= Your instructions =
What lines below mention the word "MyCar"? Copy each one.
(Beginning of Supplied material)
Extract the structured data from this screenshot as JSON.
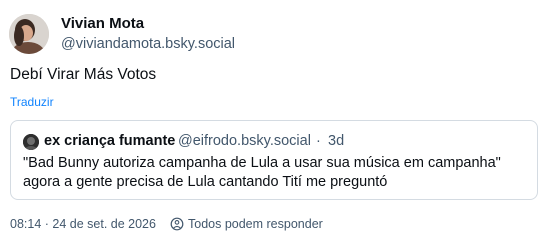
{
  "author": {
    "display_name": "Vivian Mota",
    "handle": "@viviandamota.bsky.social",
    "avatar_icon": "user-avatar-photo"
  },
  "post": {
    "text": "Debí Virar Más Votos",
    "translate_label": "Traduzir"
  },
  "quote": {
    "display_name": "ex criança fumante",
    "handle": "@eifrodo.bsky.social",
    "separator": "·",
    "time": "3d",
    "line1": "\"Bad Bunny autoriza campanha de Lula a usar sua música em campanha\"",
    "line2": "agora a gente precisa de Lula cantando Tití me preguntó",
    "avatar_icon": "user-avatar-photo"
  },
  "meta": {
    "timestamp": "08:14 · 24 de set. de 2026",
    "reply_icon": "reply-settings-icon",
    "reply_setting": "Todos podem responder"
  },
  "colors": {
    "text_primary": "#0b0f14",
    "text_secondary": "#42576c",
    "link": "#1083fe",
    "border": "#d4dbe2"
  }
}
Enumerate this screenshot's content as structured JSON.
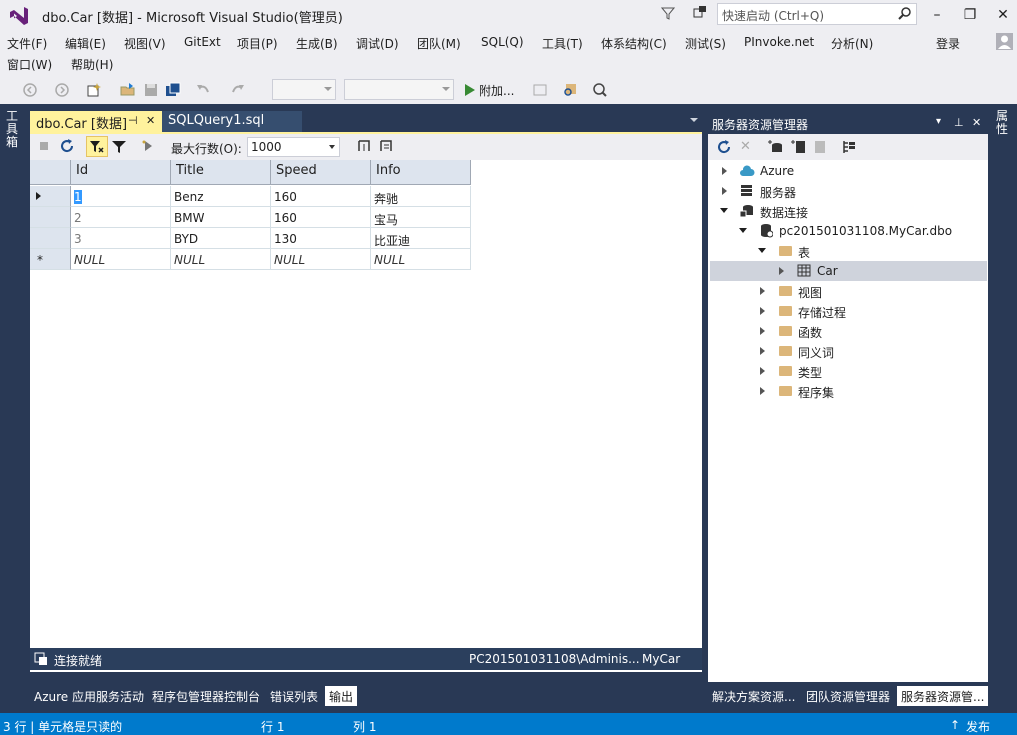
{
  "window": {
    "title": "dbo.Car [数据] - Microsoft Visual Studio(管理员)",
    "quick_launch_placeholder": "快速启动 (Ctrl+Q)"
  },
  "menu": {
    "items": [
      {
        "label": "文件(F)"
      },
      {
        "label": "编辑(E)"
      },
      {
        "label": "视图(V)"
      },
      {
        "label": "GitExt"
      },
      {
        "label": "项目(P)"
      },
      {
        "label": "生成(B)"
      },
      {
        "label": "调试(D)"
      },
      {
        "label": "团队(M)"
      },
      {
        "label": "SQL(Q)"
      },
      {
        "label": "工具(T)"
      },
      {
        "label": "体系结构(C)"
      },
      {
        "label": "测试(S)"
      },
      {
        "label": "PInvoke.net"
      },
      {
        "label": "分析(N)"
      }
    ],
    "row2": [
      {
        "label": "窗口(W)"
      },
      {
        "label": "帮助(H)"
      }
    ],
    "login": "登录"
  },
  "toolbar": {
    "attach_label": "附加..."
  },
  "left_strip_label": "工具箱",
  "right_strip_label": "属性",
  "tabs": {
    "active": "dbo.Car [数据]",
    "active_pin": "⊣",
    "active_close": "✕",
    "second": "SQLQuery1.sql"
  },
  "query_toolbar": {
    "max_rows_label": "最大行数(O):",
    "max_rows_value": "1000"
  },
  "grid": {
    "columns": [
      "Id",
      "Title",
      "Speed",
      "Info"
    ],
    "rows": [
      [
        "1",
        "Benz",
        "160",
        "奔驰"
      ],
      [
        "2",
        "BMW",
        "160",
        "宝马"
      ],
      [
        "3",
        "BYD",
        "130",
        "比亚迪"
      ],
      [
        "NULL",
        "NULL",
        "NULL",
        "NULL"
      ]
    ],
    "new_row_marker": "*"
  },
  "doc_status": {
    "connection": "连接就绪",
    "server": "PC201501031108\\Adminis...",
    "database": "MyCar"
  },
  "bottom_tabs": [
    {
      "label": "Azure 应用服务活动"
    },
    {
      "label": "程序包管理器控制台"
    },
    {
      "label": "错误列表"
    },
    {
      "label": "输出"
    }
  ],
  "server_explorer": {
    "title": "服务器资源管理器",
    "tree": {
      "azure": "Azure",
      "servers": "服务器",
      "data_connections": "数据连接",
      "connection": "pc201501031108.MyCar.dbo",
      "tables": "表",
      "car": "Car",
      "views": "视图",
      "procs": "存储过程",
      "functions": "函数",
      "synonyms": "同义词",
      "types": "类型",
      "assemblies": "程序集"
    },
    "bottom_tabs": [
      {
        "label": "解决方案资源..."
      },
      {
        "label": "团队资源管理器"
      },
      {
        "label": "服务器资源管..."
      }
    ]
  },
  "statusbar": {
    "left": "3 行 | 单元格是只读的",
    "line": "行 1",
    "col": "列 1",
    "publish": "发布"
  },
  "colors": {
    "accent": "#007acc",
    "frame": "#293955",
    "active_tab": "#fff29d",
    "vs_purple": "#68217a"
  }
}
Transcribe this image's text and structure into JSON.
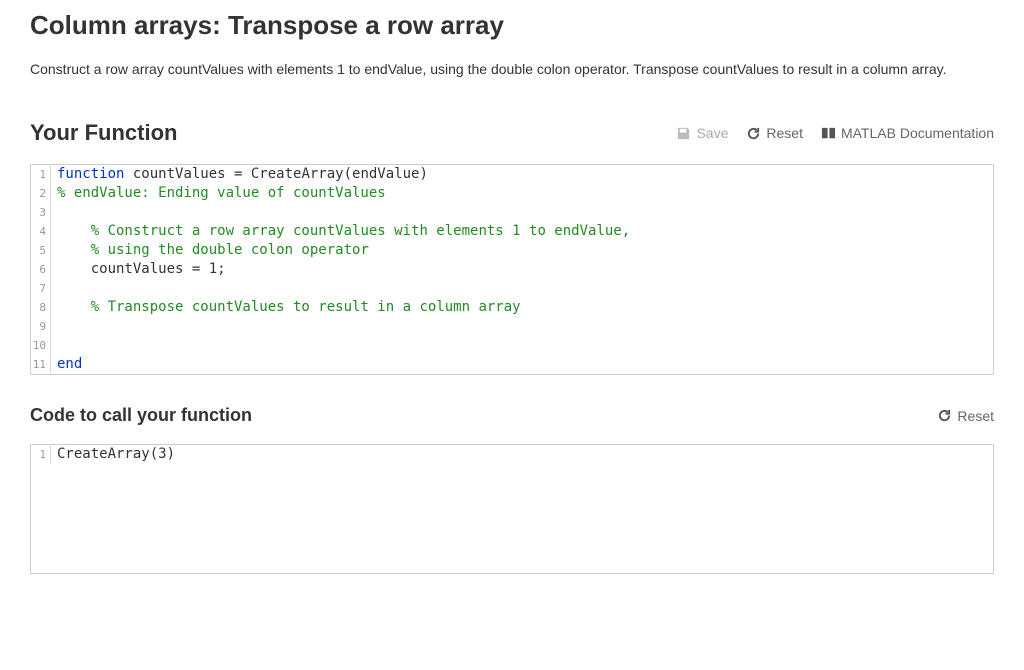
{
  "title": "Column arrays: Transpose a row array",
  "instructions": "Construct a row array countValues with elements 1 to endValue, using the double colon operator. Transpose countValues to result in a column array.",
  "function_section": {
    "title": "Your Function",
    "toolbar": {
      "save_label": "Save",
      "reset_label": "Reset",
      "docs_label": "MATLAB Documentation"
    },
    "code": {
      "lines": [
        {
          "n": "1",
          "tokens": [
            {
              "t": "function",
              "c": "kw"
            },
            {
              "t": " countValues = CreateArray(endValue)",
              "c": ""
            }
          ]
        },
        {
          "n": "2",
          "tokens": [
            {
              "t": "% endValue: Ending value of countValues",
              "c": "cm"
            }
          ]
        },
        {
          "n": "3",
          "tokens": []
        },
        {
          "n": "4",
          "tokens": [
            {
              "t": "    ",
              "c": ""
            },
            {
              "t": "% Construct a row array countValues with elements 1 to endValue,",
              "c": "cm"
            }
          ]
        },
        {
          "n": "5",
          "tokens": [
            {
              "t": "    ",
              "c": ""
            },
            {
              "t": "% using the double colon operator",
              "c": "cm"
            }
          ]
        },
        {
          "n": "6",
          "tokens": [
            {
              "t": "    countValues = 1;",
              "c": ""
            }
          ]
        },
        {
          "n": "7",
          "tokens": []
        },
        {
          "n": "8",
          "tokens": [
            {
              "t": "    ",
              "c": ""
            },
            {
              "t": "% Transpose countValues to result in a column array",
              "c": "cm"
            }
          ]
        },
        {
          "n": "9",
          "tokens": []
        },
        {
          "n": "10",
          "tokens": []
        },
        {
          "n": "11",
          "tokens": [
            {
              "t": "end",
              "c": "kw"
            }
          ]
        }
      ]
    }
  },
  "call_section": {
    "title": "Code to call your function",
    "reset_label": "Reset",
    "code": {
      "lines": [
        {
          "n": "1",
          "tokens": [
            {
              "t": "CreateArray(3)",
              "c": ""
            }
          ]
        }
      ]
    }
  }
}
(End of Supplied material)
= Solution for this task =
    "database": "MyCar"
      "connection": "pc201501031108.MyCar.dbo",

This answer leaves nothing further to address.